  • Source
    • "Kawasaki disease, also known as mucocutaneous lymph node syndrome, is an acute self-limiting vasculitis of childhood.1 Kawasaki disease surpassed rheumatic fever as the most common cause of acquired heart disease. "
    [Show abstract] [Hide abstract]
    ABSTRACT: Background Kawasaki disease is an acute self-limiting vasculitis that affects children. The most dreaded complication of Kawasaki disease reported in the literature over the years is coronary artery disease, which is considered as the main cause of acquired heart disease. However, pulmonary associations with Kawasaki disease have been overlooked. We present a rare, if not unique, case of Kawasaki disease associated with group A streptococcus pleural effusion in the English language literature. A search of the PubMed database was carried out, using a combination of the terms “Kawasaki disease”, “pneumonia”, and “group A streptococcus”. The majority of studies conducted in children with Kawasaki disease have concentrated on the coronary artery implications. Kawasaki disease is considered a self-limiting illness, but can have detrimental consequences if not diagnosed early. When there is a prolonged inflammatory reaction, with no infectious agent identified or remittent fever unresponsive to antibiotics, Kawasaki disease should be taken into consideration. Elevated Vβ2+ T cells compared with healthy controls suggest possible involvement of a superantigen in the etiology of Kawasaki disease, so it is wise that the health care provider concentrates not only on the cardiac consequences, but also on pulmonary associations.
    International Journal of General Medicine 07/2013; 6:613-6. DOI:10.2147/IJGM.S49510
  • Source
    [Show abstract] [Hide abstract]
    ABSTRACT: Background: Kawasaki disease (KD) is a generalized systemic vasculitis of unknown etiology involving medium and small size blood vessels, particularly the coronary arteries. In these vessels a progressive stenosis may result from active remodeling with an intimal proliferation and neoangiogenesis. The aim of our study was to assess, by using high-resolution transthoracic 2D Echocardiography, if subjects with a previous diagnosis of Kawasaki disease after several years show a coronary intimal thickening, suggestive of a persistent cardiovascular risk. Methods: We assessed measurement of thickening, inner diameter and outer diameter of coronary arteries using 2D Echocardiography (Philips E 33 with multy-frequency S8-3 and S12-4 probes) and examining the proximal portion of left main coronary artery just above the aortic valve with parasternal short axis view. Results: We found a significant intimal thickening in patients with previous Kawasaki disease compared to healthy controls. In particular, we noticed that also subjects not suffering from coronary impairment in acute phase have higher values of thickening than healthy controls, and this wall thickening may confer a higher cardiovascular risk. Conclusions: Therefore we concluded that the assessment of coronary artery thickening by high-resolution transthoracic 2D Echocardiography may become an essential instrument to evaluate late cardiovascular risk in subjects with a diagnosis of Kawasaki disease in childhood.

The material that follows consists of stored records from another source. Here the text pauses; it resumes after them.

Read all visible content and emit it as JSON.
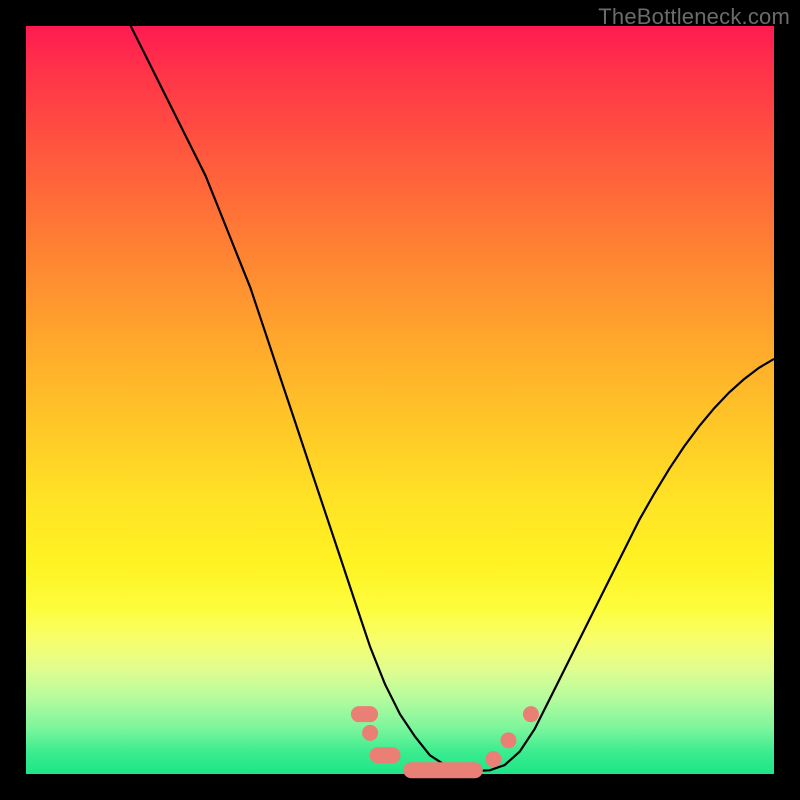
{
  "watermark": "TheBottleneck.com",
  "chart_data": {
    "type": "line",
    "title": "",
    "xlabel": "",
    "ylabel": "",
    "xlim": [
      0,
      100
    ],
    "ylim": [
      0,
      100
    ],
    "series": [
      {
        "name": "curve",
        "x": [
          14,
          16,
          18,
          20,
          22,
          24,
          26,
          28,
          30,
          32,
          34,
          36,
          38,
          40,
          42,
          44,
          46,
          48,
          50,
          52,
          54,
          56,
          58,
          60,
          62,
          64,
          66,
          68,
          70,
          72,
          74,
          76,
          78,
          80,
          82,
          84,
          86,
          88,
          90,
          92,
          94,
          96,
          98,
          100
        ],
        "values": [
          100,
          96,
          92,
          88,
          84,
          80,
          75,
          70,
          65,
          59,
          53,
          47,
          41,
          35,
          29,
          23,
          17,
          12,
          8,
          5,
          2.5,
          1.2,
          0.6,
          0.4,
          0.5,
          1.2,
          3,
          6,
          10,
          14,
          18,
          22,
          26,
          30,
          34,
          37.5,
          40.8,
          43.8,
          46.5,
          48.9,
          51.0,
          52.8,
          54.3,
          55.5
        ]
      }
    ],
    "markers": [
      {
        "shape": "capsule",
        "x0": 51.5,
        "x1": 60.0,
        "y": 0.5
      },
      {
        "shape": "capsule",
        "x0": 47.0,
        "x1": 49.0,
        "y": 2.5
      },
      {
        "shape": "dot",
        "x": 46.0,
        "y": 5.5
      },
      {
        "shape": "capsule",
        "x0": 44.5,
        "x1": 46.0,
        "y": 8.0
      },
      {
        "shape": "dot",
        "x": 62.5,
        "y": 2.0
      },
      {
        "shape": "dot",
        "x": 64.5,
        "y": 4.5
      },
      {
        "shape": "dot",
        "x": 67.5,
        "y": 8.0
      }
    ],
    "marker_color": "#e97f75",
    "curve_color": "#000000",
    "background_gradient": [
      "#ff1a52",
      "#ff8233",
      "#ffe425",
      "#1ce687"
    ]
  }
}
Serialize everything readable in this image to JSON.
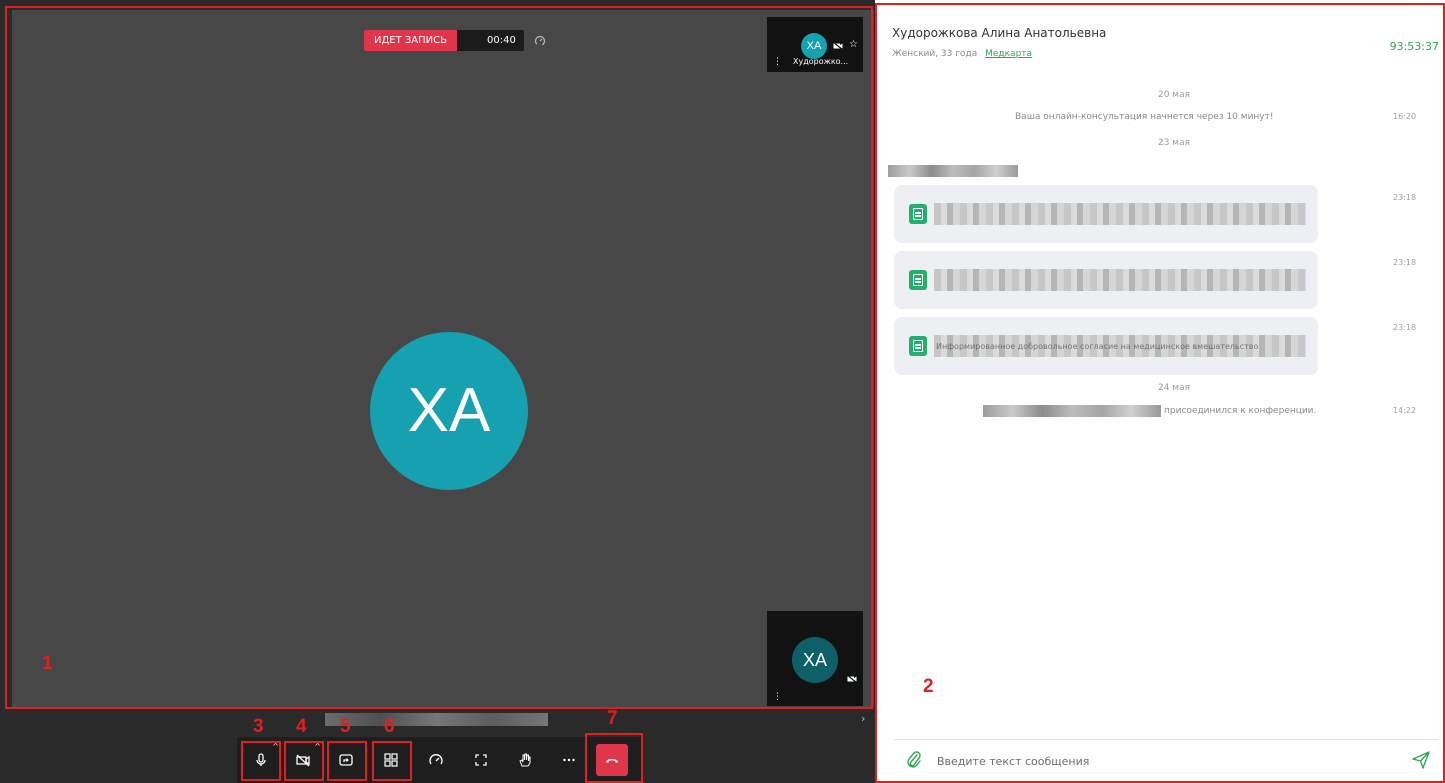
{
  "video": {
    "recording_label": "ИДЕТ ЗАПИСЬ",
    "recording_time": "00:40",
    "main_avatar_initials": "XA",
    "thumb_top": {
      "initials": "XA",
      "name": "Худорожко..."
    },
    "thumb_bottom": {
      "initials": "XA"
    }
  },
  "controls": [
    {
      "name": "microphone-button",
      "icon": "microphone-icon"
    },
    {
      "name": "camera-toggle-button",
      "icon": "camera-off-icon"
    },
    {
      "name": "screen-share-button",
      "icon": "screen-share-icon"
    },
    {
      "name": "layout-grid-button",
      "icon": "grid-icon"
    },
    {
      "name": "connection-speed-button",
      "icon": "gauge-icon"
    },
    {
      "name": "fullscreen-button",
      "icon": "fullscreen-icon"
    },
    {
      "name": "raise-hand-button",
      "icon": "hand-icon"
    },
    {
      "name": "more-button",
      "icon": "more-icon"
    },
    {
      "name": "hangup-button",
      "icon": "phone-hangup-icon"
    }
  ],
  "annotations": {
    "area1": "1",
    "area2": "2",
    "b3": "3",
    "b4": "4",
    "b5": "5",
    "b6": "6",
    "b7": "7"
  },
  "chat": {
    "patient_name": "Худорожкова Алина Анатольевна",
    "patient_info": "Женский, 33 года",
    "medcard_link": "Медкарта",
    "timer": "93:53:37",
    "date1": "20 мая",
    "system_msg1": "Ваша онлайн-консультация начнется через 10 минут!",
    "system_msg1_time": "16:20",
    "date2": "23 мая",
    "file1_time": "23:18",
    "file2_time": "23:18",
    "file3_time": "23:18",
    "file3_text": "Информированное добровольное согласие на медицинское вмешательство",
    "date3": "24 мая",
    "join_msg": "присоединился к конференции.",
    "join_time": "14:22",
    "input_placeholder": "Введите текст сообщения"
  },
  "colors": {
    "accent_green": "#31a553",
    "record_red": "#e0364c",
    "avatar_teal": "#16a1b0",
    "annotation_red": "#e02020"
  }
}
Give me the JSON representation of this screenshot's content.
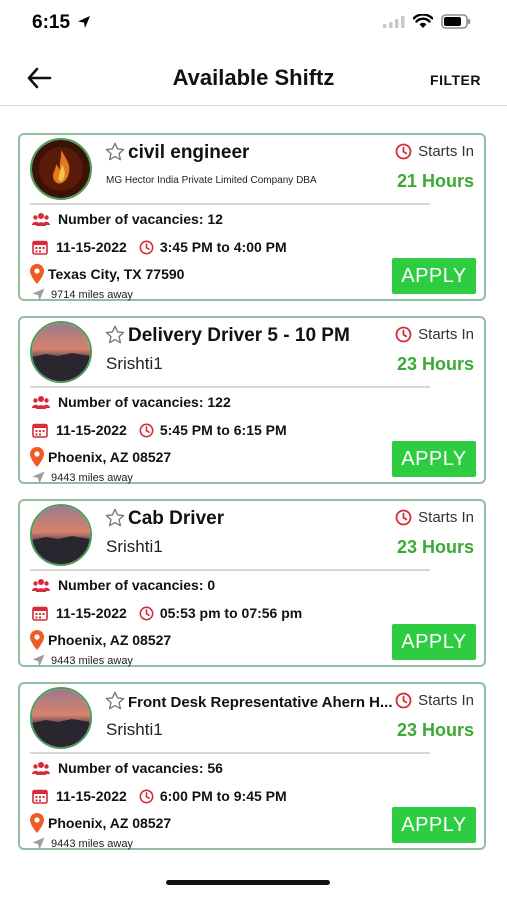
{
  "status_bar": {
    "time": "6:15"
  },
  "header": {
    "title": "Available Shiftz",
    "filter_label": "FILTER"
  },
  "common": {
    "starts_in_label": "Starts In",
    "apply_label": "APPLY",
    "vacancies_prefix": "Number of vacancies: "
  },
  "colors": {
    "accent_green": "#2ecc40",
    "hours_green": "#3aaa35",
    "icon_red": "#d62b3a",
    "card_border": "#8fbf9f"
  },
  "cards": [
    {
      "title": "civil engineer",
      "company": "MG Hector India Private Limited Company DBA",
      "hours": "21 Hours",
      "vacancies": "Number of vacancies: 12",
      "date": "11-15-2022",
      "time": "3:45 PM to 4:00 PM",
      "location": "Texas City, TX 77590",
      "distance": "9714 miles away",
      "avatar": "fire-logo"
    },
    {
      "title": "Delivery Driver 5 - 10 PM",
      "company": "Srishti1",
      "hours": "23 Hours",
      "vacancies": "Number of vacancies: 122",
      "date": "11-15-2022",
      "time": "5:45 PM to 6:15 PM",
      "location": "Phoenix, AZ 08527",
      "distance": "9443 miles away",
      "avatar": "sunset-photo"
    },
    {
      "title": "Cab Driver",
      "company": "Srishti1",
      "hours": "23 Hours",
      "vacancies": "Number of vacancies: 0",
      "date": "11-15-2022",
      "time": "05:53 pm to 07:56 pm",
      "location": "Phoenix, AZ 08527",
      "distance": "9443 miles away",
      "avatar": "sunset-photo"
    },
    {
      "title": "Front Desk Representative Ahern H...",
      "company": "Srishti1",
      "hours": "23 Hours",
      "vacancies": "Number of vacancies: 56",
      "date": "11-15-2022",
      "time": "6:00 PM to 9:45 PM",
      "location": "Phoenix, AZ 08527",
      "distance": "9443 miles away",
      "avatar": "sunset-photo"
    }
  ]
}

    BMC Cardiovascular Disorders 01/2014; 14(106). · 1.88 Impact Factor
Show more